Citation: Carvalho LP, Passos S, Schriefer A and Carvalho EM (2012) Protective and pathologic immune responses in human tegumentary leishmaniasis. Front. Immun. 3:301. doi: 10.3389/fimmu.2012.00301
Received: 06 January 2012; Accepted: 10 September 2012;
Published online: 04 October 2012.
Edited by:Nathan Peters, National Institute of Allergy and Infectious Diseases, USA
Reviewed by:Christian Bogdan, Friedrich-Alexander-Universität Erlangen-Nürnberg, Universitätsklinikum Erlangen, Germany
Alda Maria Da-Cruz, Fundação Oswaldo Cruz, Brazil
Copyright: © 2012 Carvalho, Passos, Schriefer and Carvalho. This is an open-access article distributed under the terms of the Creative Commons Attribution License, which permits use, distribution and reproduction in other forums, provided the original authors and source are credited and subject to any copyright notices concerning any third-party graphics etc.
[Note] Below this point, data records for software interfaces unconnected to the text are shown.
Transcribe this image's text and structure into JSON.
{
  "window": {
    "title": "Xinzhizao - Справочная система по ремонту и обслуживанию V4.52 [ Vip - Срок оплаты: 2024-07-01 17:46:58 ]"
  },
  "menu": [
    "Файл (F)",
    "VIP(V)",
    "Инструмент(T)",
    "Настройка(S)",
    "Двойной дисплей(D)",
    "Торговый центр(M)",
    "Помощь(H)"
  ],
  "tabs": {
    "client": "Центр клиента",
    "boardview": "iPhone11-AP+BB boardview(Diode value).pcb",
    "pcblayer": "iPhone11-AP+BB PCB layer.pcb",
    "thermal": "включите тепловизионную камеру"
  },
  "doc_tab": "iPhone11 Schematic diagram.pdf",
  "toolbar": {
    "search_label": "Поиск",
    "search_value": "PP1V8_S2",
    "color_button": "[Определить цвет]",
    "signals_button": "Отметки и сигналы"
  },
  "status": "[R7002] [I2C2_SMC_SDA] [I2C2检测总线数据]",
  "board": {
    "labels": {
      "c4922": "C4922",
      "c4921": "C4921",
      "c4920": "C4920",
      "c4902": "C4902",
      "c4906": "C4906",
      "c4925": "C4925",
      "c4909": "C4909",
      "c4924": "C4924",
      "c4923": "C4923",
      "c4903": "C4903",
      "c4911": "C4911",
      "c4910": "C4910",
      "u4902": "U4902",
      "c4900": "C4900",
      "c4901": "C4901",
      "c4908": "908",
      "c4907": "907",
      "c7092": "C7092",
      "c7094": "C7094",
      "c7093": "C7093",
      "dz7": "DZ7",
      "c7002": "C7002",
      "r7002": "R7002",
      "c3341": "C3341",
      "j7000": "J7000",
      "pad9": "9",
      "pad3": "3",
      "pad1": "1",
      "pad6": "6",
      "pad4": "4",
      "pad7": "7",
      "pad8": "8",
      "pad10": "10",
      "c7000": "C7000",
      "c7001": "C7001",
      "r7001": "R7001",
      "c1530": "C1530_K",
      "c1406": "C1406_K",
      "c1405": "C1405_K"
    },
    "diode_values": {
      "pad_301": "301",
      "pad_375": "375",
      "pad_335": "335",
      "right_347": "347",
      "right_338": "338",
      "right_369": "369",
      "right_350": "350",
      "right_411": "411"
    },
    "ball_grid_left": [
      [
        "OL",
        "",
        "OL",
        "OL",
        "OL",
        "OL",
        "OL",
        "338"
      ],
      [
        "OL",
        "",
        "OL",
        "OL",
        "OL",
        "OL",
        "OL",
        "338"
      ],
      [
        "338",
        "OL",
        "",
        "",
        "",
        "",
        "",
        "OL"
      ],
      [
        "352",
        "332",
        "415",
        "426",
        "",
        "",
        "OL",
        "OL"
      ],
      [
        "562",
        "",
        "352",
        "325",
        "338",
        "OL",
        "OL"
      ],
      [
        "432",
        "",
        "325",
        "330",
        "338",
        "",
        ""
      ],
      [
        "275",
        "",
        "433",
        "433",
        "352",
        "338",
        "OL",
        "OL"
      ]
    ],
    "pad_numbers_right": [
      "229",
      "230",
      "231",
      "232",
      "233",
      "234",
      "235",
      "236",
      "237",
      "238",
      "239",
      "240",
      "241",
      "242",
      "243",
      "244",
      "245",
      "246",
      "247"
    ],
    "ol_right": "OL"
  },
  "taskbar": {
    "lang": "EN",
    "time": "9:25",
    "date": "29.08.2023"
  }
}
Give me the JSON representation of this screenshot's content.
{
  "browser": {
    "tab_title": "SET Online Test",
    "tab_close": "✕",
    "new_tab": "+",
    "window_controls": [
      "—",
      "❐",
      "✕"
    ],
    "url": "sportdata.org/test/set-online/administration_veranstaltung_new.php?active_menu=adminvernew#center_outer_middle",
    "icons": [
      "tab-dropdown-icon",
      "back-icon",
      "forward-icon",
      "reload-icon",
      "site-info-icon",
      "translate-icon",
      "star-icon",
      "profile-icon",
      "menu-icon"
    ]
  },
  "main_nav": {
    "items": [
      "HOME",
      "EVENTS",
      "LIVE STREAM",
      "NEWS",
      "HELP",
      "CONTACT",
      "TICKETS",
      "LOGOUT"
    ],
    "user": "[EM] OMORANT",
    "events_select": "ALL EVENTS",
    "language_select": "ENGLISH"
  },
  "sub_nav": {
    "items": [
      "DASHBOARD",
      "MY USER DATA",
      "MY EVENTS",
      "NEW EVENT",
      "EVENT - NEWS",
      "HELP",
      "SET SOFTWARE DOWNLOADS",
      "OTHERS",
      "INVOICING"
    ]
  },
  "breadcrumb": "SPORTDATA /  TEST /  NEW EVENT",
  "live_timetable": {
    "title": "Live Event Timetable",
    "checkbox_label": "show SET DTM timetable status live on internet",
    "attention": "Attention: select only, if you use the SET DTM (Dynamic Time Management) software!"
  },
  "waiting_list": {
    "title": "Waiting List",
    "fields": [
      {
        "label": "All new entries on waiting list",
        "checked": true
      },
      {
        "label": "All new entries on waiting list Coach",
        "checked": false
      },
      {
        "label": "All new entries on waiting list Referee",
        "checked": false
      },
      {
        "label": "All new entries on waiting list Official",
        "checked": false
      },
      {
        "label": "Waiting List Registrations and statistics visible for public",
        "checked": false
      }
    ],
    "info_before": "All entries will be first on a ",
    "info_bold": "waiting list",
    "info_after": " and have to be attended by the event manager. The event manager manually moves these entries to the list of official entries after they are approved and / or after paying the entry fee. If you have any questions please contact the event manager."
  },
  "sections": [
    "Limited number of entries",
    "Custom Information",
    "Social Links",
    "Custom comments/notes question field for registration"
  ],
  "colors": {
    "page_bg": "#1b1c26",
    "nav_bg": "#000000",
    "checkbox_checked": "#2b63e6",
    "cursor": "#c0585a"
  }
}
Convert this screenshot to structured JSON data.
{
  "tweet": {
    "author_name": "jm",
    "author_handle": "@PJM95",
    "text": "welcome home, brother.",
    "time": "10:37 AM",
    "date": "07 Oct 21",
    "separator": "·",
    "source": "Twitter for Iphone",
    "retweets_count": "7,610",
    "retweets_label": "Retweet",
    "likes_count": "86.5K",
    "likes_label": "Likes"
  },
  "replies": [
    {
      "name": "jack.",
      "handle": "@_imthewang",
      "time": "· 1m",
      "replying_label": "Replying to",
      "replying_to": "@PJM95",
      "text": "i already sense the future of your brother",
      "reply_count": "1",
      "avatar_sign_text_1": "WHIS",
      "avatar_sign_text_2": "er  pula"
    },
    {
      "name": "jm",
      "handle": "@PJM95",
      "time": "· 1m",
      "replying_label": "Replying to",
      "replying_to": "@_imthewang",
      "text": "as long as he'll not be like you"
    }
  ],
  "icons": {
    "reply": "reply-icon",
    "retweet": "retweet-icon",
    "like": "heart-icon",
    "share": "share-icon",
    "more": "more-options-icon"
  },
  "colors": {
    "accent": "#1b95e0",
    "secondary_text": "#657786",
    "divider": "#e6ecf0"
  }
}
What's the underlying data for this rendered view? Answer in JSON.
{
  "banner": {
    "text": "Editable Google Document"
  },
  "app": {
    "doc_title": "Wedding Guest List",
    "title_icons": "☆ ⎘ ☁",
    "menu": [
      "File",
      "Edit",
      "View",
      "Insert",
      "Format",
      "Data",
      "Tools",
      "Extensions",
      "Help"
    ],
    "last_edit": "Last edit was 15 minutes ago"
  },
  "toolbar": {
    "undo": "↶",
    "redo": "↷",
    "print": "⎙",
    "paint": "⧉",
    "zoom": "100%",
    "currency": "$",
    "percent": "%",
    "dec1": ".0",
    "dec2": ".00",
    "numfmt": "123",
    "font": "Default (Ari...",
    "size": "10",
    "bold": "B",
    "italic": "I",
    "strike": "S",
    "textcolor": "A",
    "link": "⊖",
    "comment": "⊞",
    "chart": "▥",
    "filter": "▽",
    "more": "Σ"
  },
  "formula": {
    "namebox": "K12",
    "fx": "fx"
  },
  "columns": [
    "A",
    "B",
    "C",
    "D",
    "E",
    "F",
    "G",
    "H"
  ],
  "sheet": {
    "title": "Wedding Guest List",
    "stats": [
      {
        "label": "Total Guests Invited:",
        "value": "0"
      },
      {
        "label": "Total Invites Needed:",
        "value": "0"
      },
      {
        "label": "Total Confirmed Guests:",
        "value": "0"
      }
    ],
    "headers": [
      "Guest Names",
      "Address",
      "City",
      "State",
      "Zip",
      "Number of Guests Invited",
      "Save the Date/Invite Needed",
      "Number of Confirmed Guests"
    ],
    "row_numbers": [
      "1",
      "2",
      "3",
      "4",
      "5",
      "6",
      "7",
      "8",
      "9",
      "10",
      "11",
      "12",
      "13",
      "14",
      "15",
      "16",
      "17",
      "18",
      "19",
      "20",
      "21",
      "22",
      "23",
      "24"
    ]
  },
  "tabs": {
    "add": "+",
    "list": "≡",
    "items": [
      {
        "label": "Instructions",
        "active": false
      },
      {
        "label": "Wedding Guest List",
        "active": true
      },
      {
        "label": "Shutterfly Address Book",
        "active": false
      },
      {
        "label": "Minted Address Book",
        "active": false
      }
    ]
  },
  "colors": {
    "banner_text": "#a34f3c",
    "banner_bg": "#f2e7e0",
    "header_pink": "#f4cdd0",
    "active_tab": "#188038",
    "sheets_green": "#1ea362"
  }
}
*Correspondence: Edgar M. Carvalho, Serviço de Imunologia, Complexo Hospitalar Universitário Professor Edgard Santos, Universidade Federal da Bahia, Rua João das Botas s/n, Canela, 40110-160 Salvador, Bahia, Brazil. e-mail: firstname.lastname@example.org, email@example.com